Over the next several weeks, we’re going to be “scouting the enemy,” as we’ll be covering the outlook for the 29 other teams in the league ahead of the 2019-2020 season.
The Charlotte Hornets have had one of the more mediocre offseasons in the NBA this summer. Low balling former cornerstone NBA Point Guard Kemba Walker on a max contract is a good example of that. It wouldn’t seem that one of greatest players in NBA history would run an NBA organization the way Micheal Jordan has run the Hornets heading into his tenth season.
In the nine seasons that Jordan has had control of the Hornets organization, Charlotte has made the playoffs only twice. Twice in nine seasons, in an Eastern Conference that is known for being not deep at all beyond the top tier of teams.
The Young Core:
It seems like there aren’t a lot of positives going for the Hornets. Lack of young talent, no veteran players that can truly lead, and no real direction. What is good for Hornets fans is that they have two solid young guys in Miles Bridges and Malik Monk. Bridges will be entering his second season in the NBA, and will be looking to continue his growth.

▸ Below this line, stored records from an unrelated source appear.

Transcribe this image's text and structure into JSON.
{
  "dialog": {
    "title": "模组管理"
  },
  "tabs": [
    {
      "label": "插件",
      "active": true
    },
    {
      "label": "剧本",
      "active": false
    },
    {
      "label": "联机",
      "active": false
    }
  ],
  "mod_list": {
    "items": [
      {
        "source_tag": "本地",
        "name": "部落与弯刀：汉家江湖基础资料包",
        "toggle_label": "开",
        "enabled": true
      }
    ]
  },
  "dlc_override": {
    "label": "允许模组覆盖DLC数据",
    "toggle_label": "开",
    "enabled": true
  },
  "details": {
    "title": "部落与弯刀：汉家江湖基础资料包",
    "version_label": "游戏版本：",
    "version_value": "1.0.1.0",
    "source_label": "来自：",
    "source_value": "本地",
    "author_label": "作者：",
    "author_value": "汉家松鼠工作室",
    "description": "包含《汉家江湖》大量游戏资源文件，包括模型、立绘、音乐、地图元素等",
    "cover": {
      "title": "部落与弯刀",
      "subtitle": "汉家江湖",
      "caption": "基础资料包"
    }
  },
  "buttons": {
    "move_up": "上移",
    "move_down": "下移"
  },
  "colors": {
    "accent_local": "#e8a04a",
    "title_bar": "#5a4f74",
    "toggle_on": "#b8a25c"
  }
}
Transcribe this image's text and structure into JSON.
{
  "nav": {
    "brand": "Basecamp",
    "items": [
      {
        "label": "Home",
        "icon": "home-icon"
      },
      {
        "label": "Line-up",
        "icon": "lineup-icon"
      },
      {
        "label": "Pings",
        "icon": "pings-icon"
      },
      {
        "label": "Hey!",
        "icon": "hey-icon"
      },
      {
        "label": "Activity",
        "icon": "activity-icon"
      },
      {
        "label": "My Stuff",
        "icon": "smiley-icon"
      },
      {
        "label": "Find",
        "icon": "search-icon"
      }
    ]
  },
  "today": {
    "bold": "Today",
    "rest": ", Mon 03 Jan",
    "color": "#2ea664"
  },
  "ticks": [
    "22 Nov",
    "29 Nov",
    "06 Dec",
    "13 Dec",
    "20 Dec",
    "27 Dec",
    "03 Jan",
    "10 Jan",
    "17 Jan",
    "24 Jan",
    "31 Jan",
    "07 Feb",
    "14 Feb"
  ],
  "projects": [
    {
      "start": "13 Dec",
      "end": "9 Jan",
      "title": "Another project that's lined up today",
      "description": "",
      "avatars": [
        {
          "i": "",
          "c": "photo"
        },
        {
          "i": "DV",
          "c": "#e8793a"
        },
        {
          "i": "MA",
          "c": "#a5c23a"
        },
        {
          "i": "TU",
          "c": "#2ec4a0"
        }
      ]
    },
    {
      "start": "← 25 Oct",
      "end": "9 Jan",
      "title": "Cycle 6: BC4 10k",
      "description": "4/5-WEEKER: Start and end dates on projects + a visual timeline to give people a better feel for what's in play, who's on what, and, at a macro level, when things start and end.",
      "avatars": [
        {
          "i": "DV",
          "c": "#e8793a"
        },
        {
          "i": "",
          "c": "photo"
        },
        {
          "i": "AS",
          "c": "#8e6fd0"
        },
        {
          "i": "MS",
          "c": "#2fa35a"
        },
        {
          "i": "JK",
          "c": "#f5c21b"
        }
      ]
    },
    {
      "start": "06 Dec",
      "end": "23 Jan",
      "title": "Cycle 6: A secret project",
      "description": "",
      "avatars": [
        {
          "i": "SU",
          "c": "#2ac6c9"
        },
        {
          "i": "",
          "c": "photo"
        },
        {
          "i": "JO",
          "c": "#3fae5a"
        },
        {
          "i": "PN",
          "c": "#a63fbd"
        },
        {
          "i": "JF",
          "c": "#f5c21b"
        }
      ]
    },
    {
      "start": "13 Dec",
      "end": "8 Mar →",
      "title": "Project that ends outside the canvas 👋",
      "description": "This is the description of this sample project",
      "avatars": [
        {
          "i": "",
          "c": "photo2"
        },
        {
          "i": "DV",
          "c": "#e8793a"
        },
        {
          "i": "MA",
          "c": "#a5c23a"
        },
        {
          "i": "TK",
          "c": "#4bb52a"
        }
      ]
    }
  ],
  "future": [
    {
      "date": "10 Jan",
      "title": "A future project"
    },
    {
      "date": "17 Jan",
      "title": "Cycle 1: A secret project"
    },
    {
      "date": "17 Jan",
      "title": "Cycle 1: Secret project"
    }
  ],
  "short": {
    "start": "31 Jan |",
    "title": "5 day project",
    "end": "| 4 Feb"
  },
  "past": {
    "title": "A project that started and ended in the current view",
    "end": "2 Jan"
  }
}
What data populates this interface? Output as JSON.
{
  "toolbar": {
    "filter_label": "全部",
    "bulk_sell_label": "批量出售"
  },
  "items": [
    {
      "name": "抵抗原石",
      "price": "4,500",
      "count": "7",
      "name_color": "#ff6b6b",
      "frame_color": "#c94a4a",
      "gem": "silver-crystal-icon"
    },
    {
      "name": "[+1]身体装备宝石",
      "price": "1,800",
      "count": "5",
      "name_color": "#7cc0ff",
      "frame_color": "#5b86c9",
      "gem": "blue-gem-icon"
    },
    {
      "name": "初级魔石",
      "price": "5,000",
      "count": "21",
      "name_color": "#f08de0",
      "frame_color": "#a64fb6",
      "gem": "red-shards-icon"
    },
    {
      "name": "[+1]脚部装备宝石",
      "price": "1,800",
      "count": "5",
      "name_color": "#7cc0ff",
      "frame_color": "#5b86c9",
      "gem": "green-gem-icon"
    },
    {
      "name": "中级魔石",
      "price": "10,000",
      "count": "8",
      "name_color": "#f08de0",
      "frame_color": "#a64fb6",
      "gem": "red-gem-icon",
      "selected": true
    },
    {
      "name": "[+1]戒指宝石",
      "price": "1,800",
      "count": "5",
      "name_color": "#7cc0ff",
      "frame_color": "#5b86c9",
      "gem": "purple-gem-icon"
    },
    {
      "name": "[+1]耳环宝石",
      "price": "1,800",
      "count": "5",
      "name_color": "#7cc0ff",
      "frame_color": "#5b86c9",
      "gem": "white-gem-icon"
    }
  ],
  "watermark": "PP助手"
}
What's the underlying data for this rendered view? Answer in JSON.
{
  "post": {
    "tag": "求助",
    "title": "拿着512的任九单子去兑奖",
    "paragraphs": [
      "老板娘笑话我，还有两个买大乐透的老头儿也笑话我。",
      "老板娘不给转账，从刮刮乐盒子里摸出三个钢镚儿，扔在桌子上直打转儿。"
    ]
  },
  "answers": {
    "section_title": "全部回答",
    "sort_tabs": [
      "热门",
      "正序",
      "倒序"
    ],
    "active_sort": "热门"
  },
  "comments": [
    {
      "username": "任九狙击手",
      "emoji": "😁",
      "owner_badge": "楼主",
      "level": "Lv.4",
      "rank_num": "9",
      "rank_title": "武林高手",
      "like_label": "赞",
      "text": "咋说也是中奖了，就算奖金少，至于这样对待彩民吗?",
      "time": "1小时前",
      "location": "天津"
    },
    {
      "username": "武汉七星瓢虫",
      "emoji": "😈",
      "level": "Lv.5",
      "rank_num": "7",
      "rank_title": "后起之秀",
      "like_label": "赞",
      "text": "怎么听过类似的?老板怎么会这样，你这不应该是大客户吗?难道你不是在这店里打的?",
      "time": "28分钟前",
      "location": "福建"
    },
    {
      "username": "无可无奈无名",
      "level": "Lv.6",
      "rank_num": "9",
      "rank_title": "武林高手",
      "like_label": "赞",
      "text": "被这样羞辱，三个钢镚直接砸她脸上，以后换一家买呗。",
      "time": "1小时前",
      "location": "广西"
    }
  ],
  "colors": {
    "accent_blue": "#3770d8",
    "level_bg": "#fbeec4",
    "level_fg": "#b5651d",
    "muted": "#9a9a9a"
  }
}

What scares me about Bridges and Monk’s situation in Charlotte is that there is no clear direction with the team. You add in the lack of veteran voices to help Bridges through rough spots, and the situation is scary.
Bridges only averaged 7.5 PPG, and was not a threat in other categories. His counterpart Monk also doesn’t scream star talent, but potential can be a powerful thing. This year will be huge to see where their ceiling may be, and is something to watch for with the Hornets.
It gets worse?
It does get worse for the Hornets. Not only did they low ball Kemba Walker, but they replaced Walker with four year veteran Terry Rozier. Not knocking Walker, but it was reported that Hornets management felt confident replacing Walker with Rozier, which...sounds crazy. Not to mention Rozier signed a three year $56.7 million contract. 7.7 PPG, 2.3 Ast, and 38 percent shooting is what Charlotte gets for the next three seasons in Rozier.
Charlotte is in the weakest conference playing in the East, but that doesn’t mean that they won’t be one of the worst teams in the league. No stars, and no direction tend to lead to a bottom three team this upcoming season for the Hornets.